**TASK TO CARRY OUT**
Using the data below, copy out all lines with the word "Plan".

**MATERIAL FOR THIS EXERCISE**
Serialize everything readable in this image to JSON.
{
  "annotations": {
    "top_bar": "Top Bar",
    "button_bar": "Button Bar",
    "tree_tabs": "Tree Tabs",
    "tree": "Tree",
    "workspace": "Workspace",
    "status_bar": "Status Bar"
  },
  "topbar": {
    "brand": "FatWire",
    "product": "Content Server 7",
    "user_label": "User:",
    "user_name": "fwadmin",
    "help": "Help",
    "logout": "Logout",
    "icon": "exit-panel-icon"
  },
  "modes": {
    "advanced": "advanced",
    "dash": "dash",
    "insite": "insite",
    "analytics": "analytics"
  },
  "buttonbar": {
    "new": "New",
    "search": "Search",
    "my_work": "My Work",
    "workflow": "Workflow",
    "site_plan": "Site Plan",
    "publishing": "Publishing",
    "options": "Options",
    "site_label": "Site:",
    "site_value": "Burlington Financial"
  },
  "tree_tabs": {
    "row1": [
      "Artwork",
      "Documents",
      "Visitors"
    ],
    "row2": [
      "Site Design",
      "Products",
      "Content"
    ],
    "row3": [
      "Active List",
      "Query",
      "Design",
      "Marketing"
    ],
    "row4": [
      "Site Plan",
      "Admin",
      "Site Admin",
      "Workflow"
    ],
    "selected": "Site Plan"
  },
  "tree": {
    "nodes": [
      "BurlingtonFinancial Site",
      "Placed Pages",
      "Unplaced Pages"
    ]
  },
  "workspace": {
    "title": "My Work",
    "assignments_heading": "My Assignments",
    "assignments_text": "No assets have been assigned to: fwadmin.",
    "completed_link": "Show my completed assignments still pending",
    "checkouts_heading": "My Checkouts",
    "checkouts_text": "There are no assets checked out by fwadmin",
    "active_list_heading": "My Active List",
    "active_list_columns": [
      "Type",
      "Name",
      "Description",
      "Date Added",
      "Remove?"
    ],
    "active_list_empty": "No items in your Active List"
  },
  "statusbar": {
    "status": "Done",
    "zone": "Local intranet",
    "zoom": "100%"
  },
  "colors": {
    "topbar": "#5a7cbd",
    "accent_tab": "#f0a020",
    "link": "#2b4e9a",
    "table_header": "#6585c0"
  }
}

**SOLUTION FOR THIS EXERCISE**
    "site_plan": "Site Plan",
      "Site Plan",
    "selected": "Site Plan"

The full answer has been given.